[DATASET RECORDS Boundary: Start]
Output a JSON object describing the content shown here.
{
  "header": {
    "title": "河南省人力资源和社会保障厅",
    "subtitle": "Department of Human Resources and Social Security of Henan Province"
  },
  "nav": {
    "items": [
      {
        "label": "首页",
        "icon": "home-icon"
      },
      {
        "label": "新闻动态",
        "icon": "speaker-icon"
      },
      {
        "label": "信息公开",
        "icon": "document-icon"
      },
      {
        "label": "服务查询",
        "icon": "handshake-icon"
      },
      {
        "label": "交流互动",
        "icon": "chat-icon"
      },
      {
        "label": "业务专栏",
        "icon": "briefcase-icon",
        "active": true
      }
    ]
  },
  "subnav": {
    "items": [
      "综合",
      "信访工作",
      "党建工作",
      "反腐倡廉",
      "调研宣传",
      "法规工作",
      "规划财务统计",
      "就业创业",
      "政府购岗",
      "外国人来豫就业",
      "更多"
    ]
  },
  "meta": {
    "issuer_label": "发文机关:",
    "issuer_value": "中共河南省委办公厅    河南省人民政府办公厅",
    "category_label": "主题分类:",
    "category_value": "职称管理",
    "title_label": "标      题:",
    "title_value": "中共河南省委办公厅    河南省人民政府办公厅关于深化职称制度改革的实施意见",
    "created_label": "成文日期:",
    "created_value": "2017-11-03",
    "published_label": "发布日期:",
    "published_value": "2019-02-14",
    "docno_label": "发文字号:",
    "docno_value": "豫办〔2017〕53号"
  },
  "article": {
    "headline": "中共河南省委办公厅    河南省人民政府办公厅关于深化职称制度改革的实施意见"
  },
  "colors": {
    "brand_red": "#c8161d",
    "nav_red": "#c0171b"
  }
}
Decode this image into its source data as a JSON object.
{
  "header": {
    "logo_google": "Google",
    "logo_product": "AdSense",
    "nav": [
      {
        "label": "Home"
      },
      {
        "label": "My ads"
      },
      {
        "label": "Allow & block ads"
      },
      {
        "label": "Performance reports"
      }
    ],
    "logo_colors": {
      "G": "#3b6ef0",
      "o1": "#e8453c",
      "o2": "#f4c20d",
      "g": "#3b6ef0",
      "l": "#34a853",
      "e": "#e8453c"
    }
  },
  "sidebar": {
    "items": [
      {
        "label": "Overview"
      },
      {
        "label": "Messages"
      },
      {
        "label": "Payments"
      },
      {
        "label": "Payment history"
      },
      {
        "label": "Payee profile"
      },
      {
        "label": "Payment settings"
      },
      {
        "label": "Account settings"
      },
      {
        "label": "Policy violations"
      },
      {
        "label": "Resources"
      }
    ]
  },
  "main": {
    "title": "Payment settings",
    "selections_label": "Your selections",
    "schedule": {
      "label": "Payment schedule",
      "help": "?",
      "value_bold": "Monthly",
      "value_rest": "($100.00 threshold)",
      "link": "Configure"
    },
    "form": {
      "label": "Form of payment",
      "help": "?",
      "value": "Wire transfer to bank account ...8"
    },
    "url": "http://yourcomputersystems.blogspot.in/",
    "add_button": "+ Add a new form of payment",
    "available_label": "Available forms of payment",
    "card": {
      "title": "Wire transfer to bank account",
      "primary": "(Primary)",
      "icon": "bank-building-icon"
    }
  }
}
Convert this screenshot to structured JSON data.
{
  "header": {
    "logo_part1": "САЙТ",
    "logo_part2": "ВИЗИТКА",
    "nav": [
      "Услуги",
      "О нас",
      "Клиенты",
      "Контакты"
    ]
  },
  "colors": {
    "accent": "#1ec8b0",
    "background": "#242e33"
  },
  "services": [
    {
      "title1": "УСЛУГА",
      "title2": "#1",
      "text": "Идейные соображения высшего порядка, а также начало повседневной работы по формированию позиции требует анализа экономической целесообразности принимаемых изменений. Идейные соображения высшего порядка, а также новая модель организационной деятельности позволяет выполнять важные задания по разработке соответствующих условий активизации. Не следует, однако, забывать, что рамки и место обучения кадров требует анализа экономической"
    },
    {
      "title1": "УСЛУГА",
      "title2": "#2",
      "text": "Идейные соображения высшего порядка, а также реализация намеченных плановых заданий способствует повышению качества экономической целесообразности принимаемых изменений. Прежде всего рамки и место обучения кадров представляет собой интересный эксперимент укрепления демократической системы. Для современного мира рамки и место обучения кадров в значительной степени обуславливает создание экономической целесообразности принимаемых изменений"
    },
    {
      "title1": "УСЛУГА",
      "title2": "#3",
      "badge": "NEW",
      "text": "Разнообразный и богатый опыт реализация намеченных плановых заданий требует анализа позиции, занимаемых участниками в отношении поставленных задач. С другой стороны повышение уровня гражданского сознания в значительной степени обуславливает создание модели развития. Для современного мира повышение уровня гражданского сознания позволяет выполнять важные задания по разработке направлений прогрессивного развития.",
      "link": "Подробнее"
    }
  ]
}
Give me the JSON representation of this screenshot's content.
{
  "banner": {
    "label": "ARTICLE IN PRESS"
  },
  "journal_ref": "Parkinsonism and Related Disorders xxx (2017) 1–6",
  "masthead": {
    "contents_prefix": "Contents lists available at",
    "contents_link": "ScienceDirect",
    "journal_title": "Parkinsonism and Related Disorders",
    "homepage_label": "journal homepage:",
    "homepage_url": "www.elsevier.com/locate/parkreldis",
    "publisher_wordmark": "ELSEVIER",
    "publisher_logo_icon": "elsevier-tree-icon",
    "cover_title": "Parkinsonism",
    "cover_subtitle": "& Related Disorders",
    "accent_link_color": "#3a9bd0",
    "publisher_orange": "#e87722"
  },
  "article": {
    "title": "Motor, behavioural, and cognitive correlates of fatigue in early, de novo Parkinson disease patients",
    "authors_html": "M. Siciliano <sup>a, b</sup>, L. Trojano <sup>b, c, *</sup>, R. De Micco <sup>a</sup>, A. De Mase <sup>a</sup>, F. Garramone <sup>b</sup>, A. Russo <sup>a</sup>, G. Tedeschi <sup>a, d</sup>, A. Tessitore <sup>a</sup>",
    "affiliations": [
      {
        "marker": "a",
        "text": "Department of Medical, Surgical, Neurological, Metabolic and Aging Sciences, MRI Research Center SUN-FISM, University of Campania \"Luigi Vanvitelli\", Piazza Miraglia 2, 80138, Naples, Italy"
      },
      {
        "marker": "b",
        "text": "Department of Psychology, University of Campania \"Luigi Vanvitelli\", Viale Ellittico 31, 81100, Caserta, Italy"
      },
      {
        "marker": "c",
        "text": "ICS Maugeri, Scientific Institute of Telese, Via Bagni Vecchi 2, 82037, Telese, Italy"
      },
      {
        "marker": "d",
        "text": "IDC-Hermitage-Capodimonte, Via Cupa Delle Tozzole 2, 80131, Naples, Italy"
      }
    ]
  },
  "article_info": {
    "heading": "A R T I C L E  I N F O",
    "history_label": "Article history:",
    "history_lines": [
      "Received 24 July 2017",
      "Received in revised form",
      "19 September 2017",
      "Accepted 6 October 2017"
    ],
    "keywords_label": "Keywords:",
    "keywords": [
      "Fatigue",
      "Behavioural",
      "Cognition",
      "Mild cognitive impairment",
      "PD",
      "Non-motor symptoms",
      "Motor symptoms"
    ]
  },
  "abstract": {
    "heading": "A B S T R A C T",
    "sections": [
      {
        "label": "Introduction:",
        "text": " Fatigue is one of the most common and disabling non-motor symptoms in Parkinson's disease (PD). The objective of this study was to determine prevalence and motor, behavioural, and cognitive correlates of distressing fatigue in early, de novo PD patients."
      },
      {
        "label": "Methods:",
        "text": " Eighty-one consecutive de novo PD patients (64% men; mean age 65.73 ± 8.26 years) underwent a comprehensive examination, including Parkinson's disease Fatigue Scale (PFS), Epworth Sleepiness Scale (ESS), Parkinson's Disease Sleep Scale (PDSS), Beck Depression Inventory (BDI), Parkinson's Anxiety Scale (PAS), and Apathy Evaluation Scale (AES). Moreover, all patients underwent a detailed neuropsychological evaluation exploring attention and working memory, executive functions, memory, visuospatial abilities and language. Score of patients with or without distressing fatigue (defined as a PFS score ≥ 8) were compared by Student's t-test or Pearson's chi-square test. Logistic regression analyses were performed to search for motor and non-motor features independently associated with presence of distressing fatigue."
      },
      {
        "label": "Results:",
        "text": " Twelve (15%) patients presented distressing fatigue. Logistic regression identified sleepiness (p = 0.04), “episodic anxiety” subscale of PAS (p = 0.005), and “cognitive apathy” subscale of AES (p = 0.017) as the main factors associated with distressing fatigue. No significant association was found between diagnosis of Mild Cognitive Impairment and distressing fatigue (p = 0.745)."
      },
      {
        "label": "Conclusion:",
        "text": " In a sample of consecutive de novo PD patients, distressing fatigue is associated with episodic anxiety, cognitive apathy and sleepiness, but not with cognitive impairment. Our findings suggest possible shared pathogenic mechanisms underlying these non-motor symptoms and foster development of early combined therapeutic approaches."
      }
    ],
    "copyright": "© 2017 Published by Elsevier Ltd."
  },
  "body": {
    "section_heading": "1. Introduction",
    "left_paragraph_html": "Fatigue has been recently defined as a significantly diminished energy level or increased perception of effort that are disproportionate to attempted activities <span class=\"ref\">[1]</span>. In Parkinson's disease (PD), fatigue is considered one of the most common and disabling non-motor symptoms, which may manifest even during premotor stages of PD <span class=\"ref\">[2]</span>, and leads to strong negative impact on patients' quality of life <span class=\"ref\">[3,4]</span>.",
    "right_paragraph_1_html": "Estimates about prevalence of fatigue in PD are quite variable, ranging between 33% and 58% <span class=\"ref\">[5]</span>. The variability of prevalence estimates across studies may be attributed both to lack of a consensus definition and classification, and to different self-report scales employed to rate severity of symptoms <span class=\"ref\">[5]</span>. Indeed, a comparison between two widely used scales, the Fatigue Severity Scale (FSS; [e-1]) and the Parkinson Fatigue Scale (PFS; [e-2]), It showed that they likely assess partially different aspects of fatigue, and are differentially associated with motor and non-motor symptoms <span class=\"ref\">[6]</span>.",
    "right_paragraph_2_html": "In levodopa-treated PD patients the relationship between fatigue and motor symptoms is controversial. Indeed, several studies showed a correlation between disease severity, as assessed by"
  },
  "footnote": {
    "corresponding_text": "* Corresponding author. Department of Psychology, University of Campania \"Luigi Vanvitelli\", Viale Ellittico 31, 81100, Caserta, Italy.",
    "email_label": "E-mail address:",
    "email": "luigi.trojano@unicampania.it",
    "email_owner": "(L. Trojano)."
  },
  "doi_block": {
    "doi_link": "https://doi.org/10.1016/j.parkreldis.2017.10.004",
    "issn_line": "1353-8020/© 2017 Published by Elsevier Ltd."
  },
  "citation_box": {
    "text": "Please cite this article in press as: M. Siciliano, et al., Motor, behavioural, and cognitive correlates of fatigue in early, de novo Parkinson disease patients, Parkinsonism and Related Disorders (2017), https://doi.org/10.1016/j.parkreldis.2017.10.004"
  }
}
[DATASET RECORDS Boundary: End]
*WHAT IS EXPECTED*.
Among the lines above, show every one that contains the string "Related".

*ANSWER TO THIS TASK*.
  "journal_ref": "Parkinsonism and Related Disorders xxx (2017) 1–6",
    "journal_title": "Parkinsonism and Related Disorders",
    "cover_subtitle": "& Related Disorders",
    "text": "Please cite this article in press as: M. Siciliano, et al., Motor, behavioural, and cognitive correlates of fatigue in early, de novo Parkinson disease patients, Parkinsonism and Related Disorders (2017), https://doi.org/10.1016/j.parkreldis.2017.10.004"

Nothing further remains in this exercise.